In 1997, however, when the rebels entered the capital Freetown, the story of the child soldiers became a sad reality for the Sierra Leoneans and the international community. Fr. Berton had begun to approach military commanders asking them if he could ransom those children to take them to the rehabilitation center in Lakka, a risky and really difficult task. I remember one night, a child soldier nicknamed "Killer" approached me with a black plastic bag. He wanted to hand it over to Fr. Berton because that he was tired of dragging it around with him in the jungle where he lived. We took the bag to Fr. Bepi Berton and opened it: it contained a human skull. "Killer" had killed a person and kept the skull as a ritual spell. And now he was distressed. Fr. Berton spent the whole night with him praying and counseling him. This was Fr. Bepi. His love and dedication to the rehabilitation of more than three thousand child soldiers also reached the ears of the United Nations over time, which began inviting him to tell them what he was doing, even leading the then UN Secretary General, Kofi Annan, to visit the center in Lakka.

In 2002, peace arrived in Sierra Leone and reconstruction began, while Fr. Berton returned to the work of "his" movement for the care of abandoned children in Christian families, also with the construction of schools and other initiatives that have involved, over the years, many friends and realities. I am thinking of AVSI, with Arturo Alberti, Alberto Piatti and Gianpaolo Silvestri, Franco Nembrini and his family, Attilio Rimoldi, the friends and parents of the school "La Traccia" in Calcinate, near Bergamo, Carlo Fedrizzi and friends from Trentino, Cesena and Reggio Emilia. And all those who made the sacrifice to stay and live in Sierra Leone to carry on Fr. Berton's projects such as Gabriella Bigi, Viviana Magoni and many others.

Once, during an interview about the Family House Movement, Fr. Berton explained the birth of each work or project with the example of someone who on a trip eats a mango and throws the seed inside it on the ground, not paying attention.
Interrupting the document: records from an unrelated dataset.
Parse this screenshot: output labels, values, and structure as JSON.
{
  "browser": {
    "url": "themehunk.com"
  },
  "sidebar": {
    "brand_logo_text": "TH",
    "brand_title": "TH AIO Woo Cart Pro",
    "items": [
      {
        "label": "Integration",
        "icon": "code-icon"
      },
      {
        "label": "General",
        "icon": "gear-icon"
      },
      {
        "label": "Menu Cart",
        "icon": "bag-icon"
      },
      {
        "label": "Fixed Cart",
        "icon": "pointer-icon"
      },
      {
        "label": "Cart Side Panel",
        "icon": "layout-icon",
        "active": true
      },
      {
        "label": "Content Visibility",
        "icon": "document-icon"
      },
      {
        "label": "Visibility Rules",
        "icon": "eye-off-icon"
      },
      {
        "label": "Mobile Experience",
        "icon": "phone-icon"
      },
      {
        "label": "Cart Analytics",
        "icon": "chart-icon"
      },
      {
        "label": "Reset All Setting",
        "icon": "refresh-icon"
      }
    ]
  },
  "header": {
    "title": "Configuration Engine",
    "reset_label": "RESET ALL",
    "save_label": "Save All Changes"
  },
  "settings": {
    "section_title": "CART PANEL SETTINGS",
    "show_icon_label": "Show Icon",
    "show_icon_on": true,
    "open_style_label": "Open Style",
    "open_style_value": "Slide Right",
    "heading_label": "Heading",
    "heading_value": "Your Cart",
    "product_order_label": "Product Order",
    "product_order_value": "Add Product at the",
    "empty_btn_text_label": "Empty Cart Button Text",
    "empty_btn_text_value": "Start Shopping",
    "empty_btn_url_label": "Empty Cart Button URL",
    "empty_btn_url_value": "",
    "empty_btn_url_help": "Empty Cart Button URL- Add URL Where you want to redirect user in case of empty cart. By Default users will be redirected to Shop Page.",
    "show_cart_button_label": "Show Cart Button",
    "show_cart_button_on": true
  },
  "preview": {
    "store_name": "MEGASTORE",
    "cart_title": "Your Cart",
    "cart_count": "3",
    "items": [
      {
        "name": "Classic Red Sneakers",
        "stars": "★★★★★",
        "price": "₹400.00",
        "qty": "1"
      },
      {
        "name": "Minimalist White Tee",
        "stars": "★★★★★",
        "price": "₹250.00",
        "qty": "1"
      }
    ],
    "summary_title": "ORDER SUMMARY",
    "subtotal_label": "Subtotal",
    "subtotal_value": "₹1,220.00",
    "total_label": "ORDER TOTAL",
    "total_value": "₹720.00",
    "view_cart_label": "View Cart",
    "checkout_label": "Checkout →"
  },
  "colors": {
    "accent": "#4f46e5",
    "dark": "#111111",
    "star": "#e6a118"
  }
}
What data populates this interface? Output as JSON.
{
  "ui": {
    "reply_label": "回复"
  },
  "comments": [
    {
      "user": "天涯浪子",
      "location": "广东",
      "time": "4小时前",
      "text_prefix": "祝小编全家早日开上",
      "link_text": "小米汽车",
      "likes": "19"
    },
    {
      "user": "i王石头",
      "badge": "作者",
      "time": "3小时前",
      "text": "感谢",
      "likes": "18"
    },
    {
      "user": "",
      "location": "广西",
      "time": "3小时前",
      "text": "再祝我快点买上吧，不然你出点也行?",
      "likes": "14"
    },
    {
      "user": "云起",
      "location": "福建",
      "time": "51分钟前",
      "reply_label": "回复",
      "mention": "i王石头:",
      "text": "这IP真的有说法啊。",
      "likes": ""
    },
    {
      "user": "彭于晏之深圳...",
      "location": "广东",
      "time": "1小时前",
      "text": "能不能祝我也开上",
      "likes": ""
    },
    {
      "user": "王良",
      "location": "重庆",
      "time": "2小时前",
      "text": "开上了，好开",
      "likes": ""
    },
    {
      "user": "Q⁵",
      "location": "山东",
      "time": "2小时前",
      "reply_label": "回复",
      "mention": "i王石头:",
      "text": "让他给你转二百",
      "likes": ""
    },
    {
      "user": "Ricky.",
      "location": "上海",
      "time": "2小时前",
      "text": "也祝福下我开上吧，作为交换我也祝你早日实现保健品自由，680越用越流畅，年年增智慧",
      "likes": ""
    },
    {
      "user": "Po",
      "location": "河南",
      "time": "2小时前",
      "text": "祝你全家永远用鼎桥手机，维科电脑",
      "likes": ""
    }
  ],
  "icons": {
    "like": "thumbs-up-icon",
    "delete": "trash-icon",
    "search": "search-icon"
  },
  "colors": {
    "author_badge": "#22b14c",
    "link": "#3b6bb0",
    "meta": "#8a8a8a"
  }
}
Returning to the same place five years later he finds a large mango tree that is producing fruit that so many others can eat. This is the FHM, a seed that has become a big tree today, a place of hope for many.